Meanwhile, a Beijing statistician sharing the latest figures to his Weibo account wrote, “Tomorrow I am going to get my son to hurry up and find a girlfriend at his elementary school.” The Beijing News even suggested that Ukrainian women could be a solution to China’s problem.
The story kicked off with a question: “Just how hard is it for a diaosi,” slang for young bachelors of modest means, “to find a wife?” After explaining the severe imbalance that the ratio represents, it added that Chinese brides are a popular “export” to many countries such as Japan, South Korea, and the United States, a trend it said had depleted China’s supply of eligible women still further. It offered a chart of the best destinations around the globe for Chinese men to find spouses.
Japan and South Korea were particularly promising, the paper said, claiming that 26 percent of South Korean women who took foreign spouses in 2012 chose Chinese men. The trend was bound to grow, the argument went, since popular Korean television actress Park Chae Rim married her Chinese actor beau, Gao Ziqi, in Sept. 2014.

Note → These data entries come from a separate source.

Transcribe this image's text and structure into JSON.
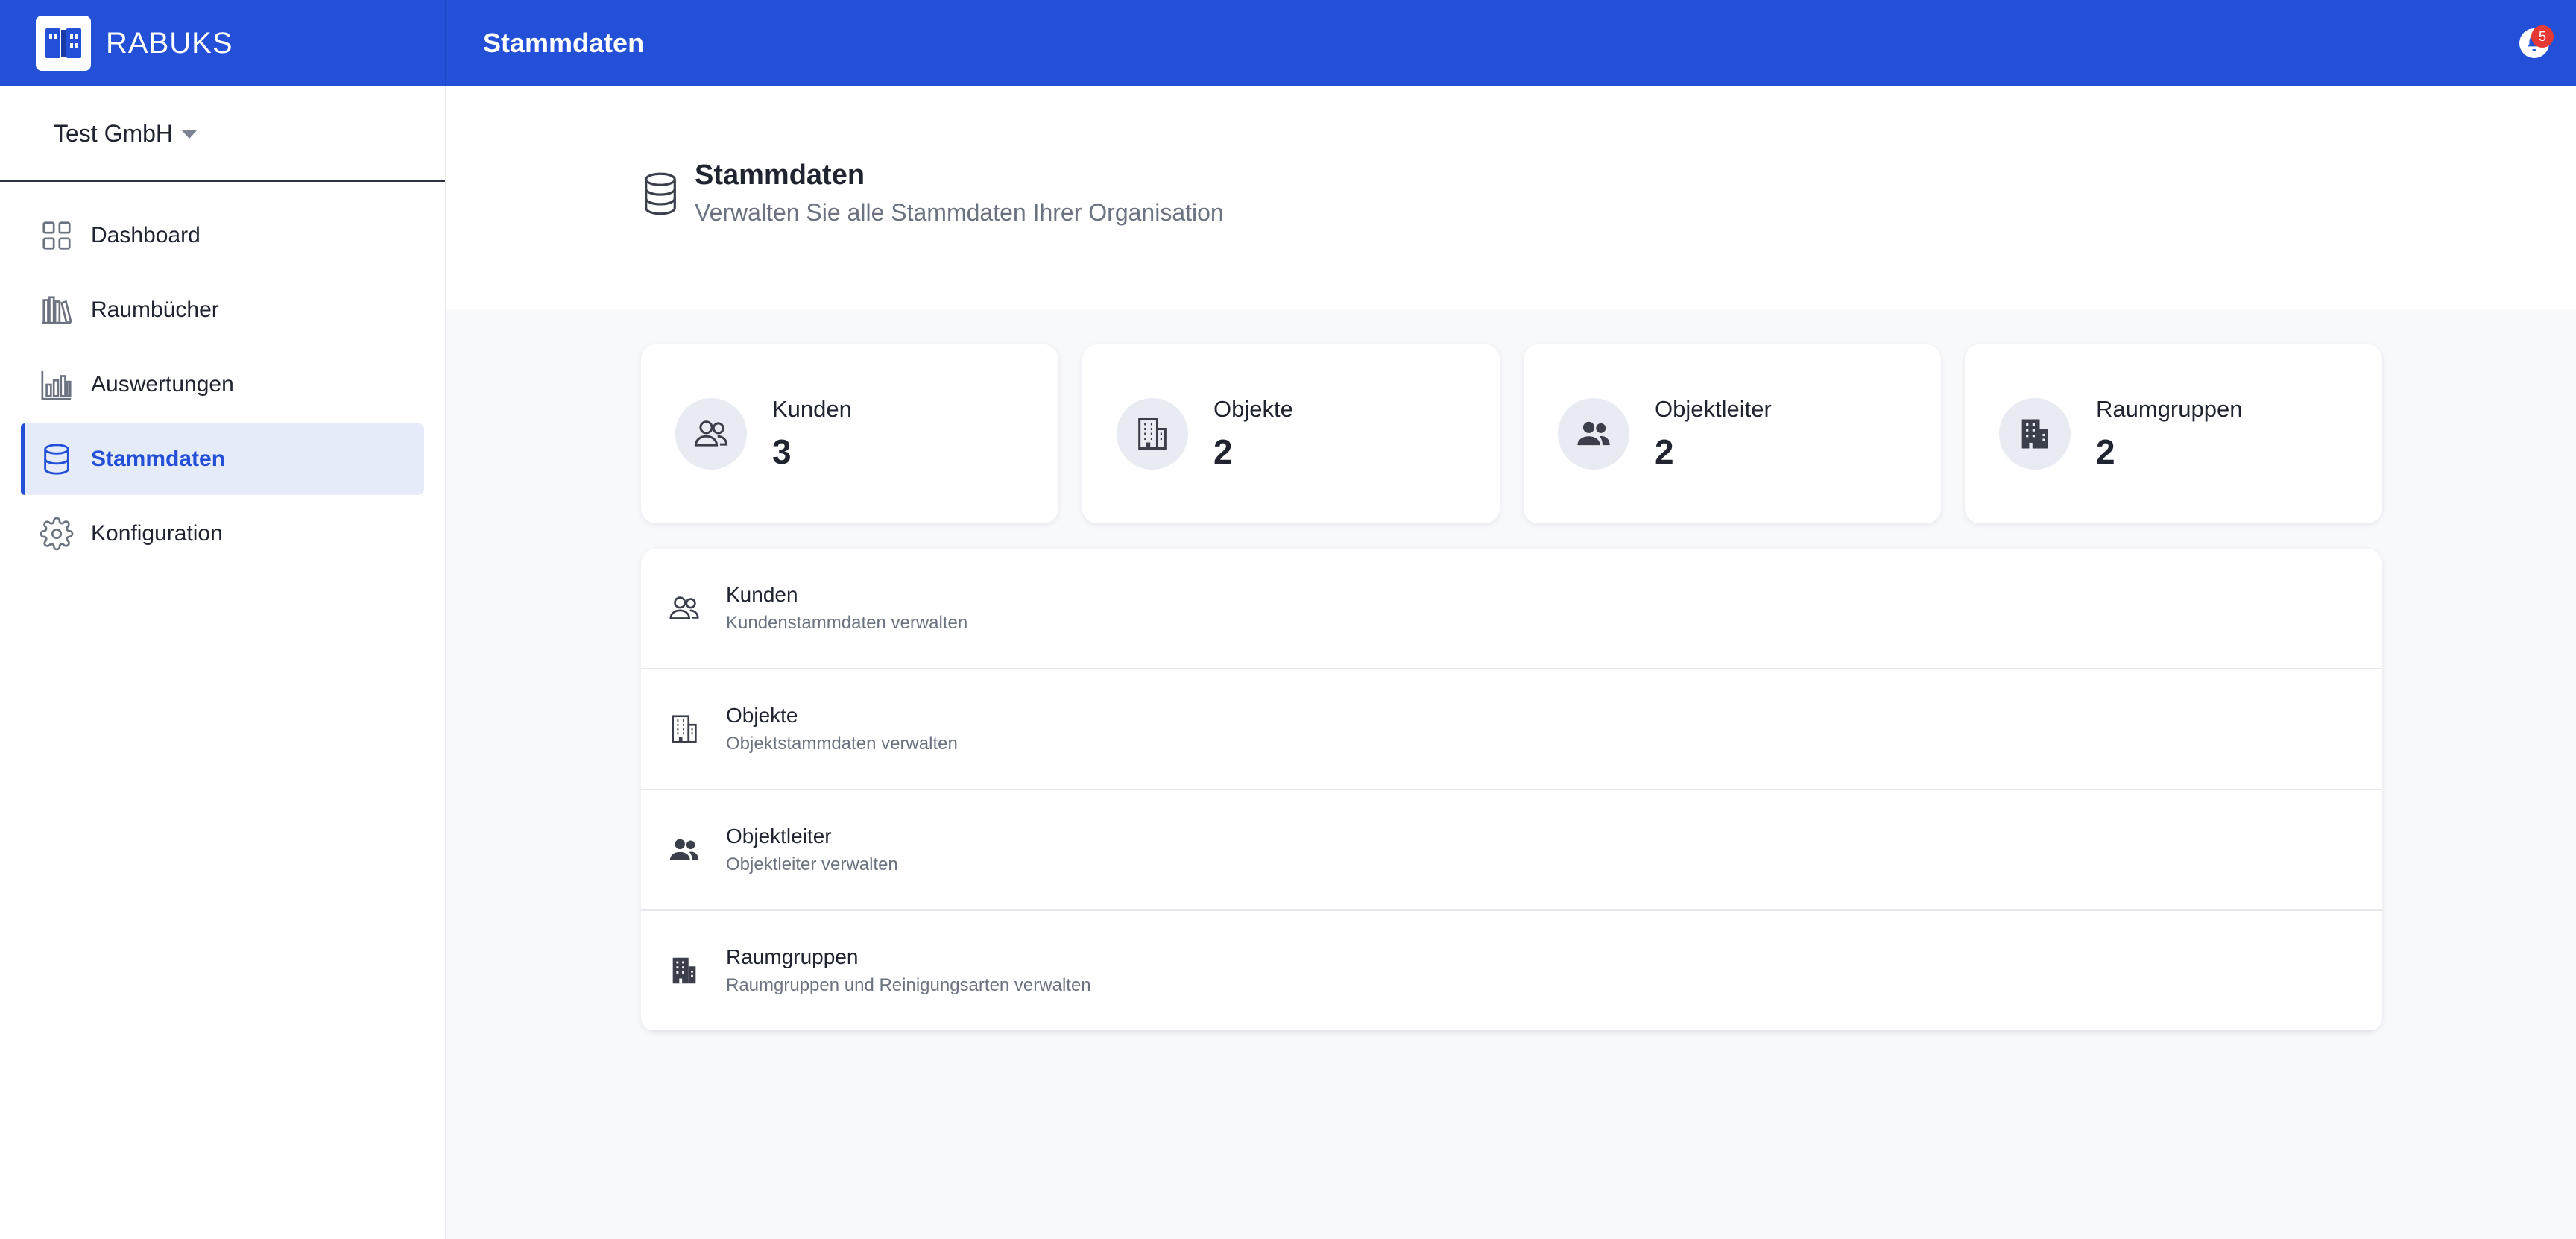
{
  "app": {
    "name": "RABUKS",
    "page_title": "Stammdaten",
    "notification_count": "5"
  },
  "sidebar": {
    "org_name": "Test GmbH",
    "items": [
      {
        "label": "Dashboard",
        "icon": "dashboard-grid-icon",
        "active": false
      },
      {
        "label": "Raumbücher",
        "icon": "books-icon",
        "active": false
      },
      {
        "label": "Auswertungen",
        "icon": "bar-chart-icon",
        "active": false
      },
      {
        "label": "Stammdaten",
        "icon": "database-icon",
        "active": true
      },
      {
        "label": "Konfiguration",
        "icon": "gear-icon",
        "active": false
      }
    ]
  },
  "header": {
    "title": "Stammdaten",
    "subtitle": "Verwalten Sie alle Stammdaten Ihrer Organisation",
    "icon": "database-icon"
  },
  "stats": [
    {
      "label": "Kunden",
      "value": "3",
      "icon": "users-outline-icon"
    },
    {
      "label": "Objekte",
      "value": "2",
      "icon": "building-outline-icon"
    },
    {
      "label": "Objektleiter",
      "value": "2",
      "icon": "users-filled-icon"
    },
    {
      "label": "Raumgruppen",
      "value": "2",
      "icon": "building-filled-icon"
    }
  ],
  "list": [
    {
      "title": "Kunden",
      "subtitle": "Kundenstammdaten verwalten",
      "icon": "users-outline-icon"
    },
    {
      "title": "Objekte",
      "subtitle": "Objektstammdaten verwalten",
      "icon": "building-outline-icon"
    },
    {
      "title": "Objektleiter",
      "subtitle": "Objektleiter verwalten",
      "icon": "users-filled-icon"
    },
    {
      "title": "Raumgruppen",
      "subtitle": "Raumgruppen und Reinigungsarten verwalten",
      "icon": "building-filled-icon"
    }
  ],
  "colors": {
    "primary": "#2450d8",
    "active_bg": "#e6ebfa",
    "badge": "#e53935"
  }
}
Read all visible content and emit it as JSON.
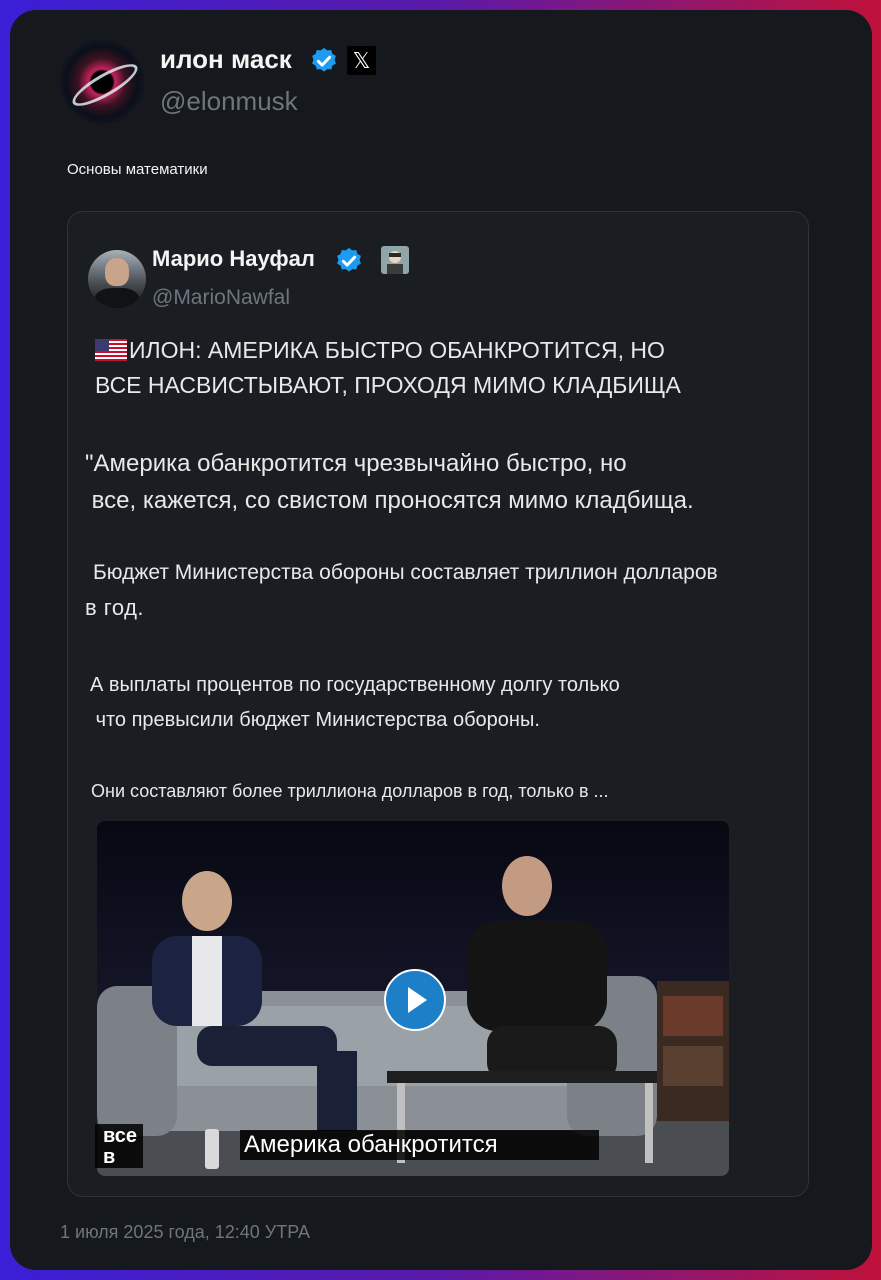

Light-hearted joking filled the comments section, with most ignoring the underlying factors leading to bachelor over-supply. Some netizensviewed the gender imbalance as a boon for the gay community, others as a useful pressure valve for who weren’t interested in marriage anyway. There were, in other words, plenty of fish in the sea, at least outside of China.
Therese Hesketh, a professor of global health at the University College London, told Foreign Policy via email from eastern China’s Zhejiang province that many ordinary Chinese feel that “aborting a girl is simply a choice made by a couple — and they are entitled to this.”
Hesketh said that when she lectures in China, many audience members “seem to just accept selective abortions,” and she has students who admit they would abort female fetuses in favor of a boy. She added that many of students attribute this stance to parental pressure.
China is not alone in these cultural predilections. Indian social scientist Ravinder Kuar wrote in an August 2013 paper that “the common response” in both China and India “when the connection between sex selection and bride shortage is pointed out is that rather than allow daughters to be born, they would resort to importing brides.”
Kuar also wrote that bride shortages in China and India can lead to “kidnap marriages” that include “deception and enticement” and “luring women for marriage into high sex ratio areas.”
For its part, the Chinese government is still campaigning against sex selective abortions. Following the release of the latest statistics, the NHFPC revealed details of its latest initiative to curb sex-selective abortion: harsher penalties for agencies and individuals who send blood samples from expectant mothers abroad for testing to determine the gender of the woman’s fetus.
Clinics and hospitals in China can perform sonograms on expectant mothers, but are barred from revealing the gender of the baby, a restriction that has given rise to black market sonogram testing (including providers who perform the exam in the back seat of a woman’s car).
Chinese agencies that offer to come to a woman’s home will draw blood, pack it in dry ice, then mail or carry the sample across the border to Hong Kong or elsewhere for testing at hospitals.
The commission has promised severe punishments for anyone caught in the act. But that hardly seems like enough to solve the underlying problem, any more than Ukrainian brides.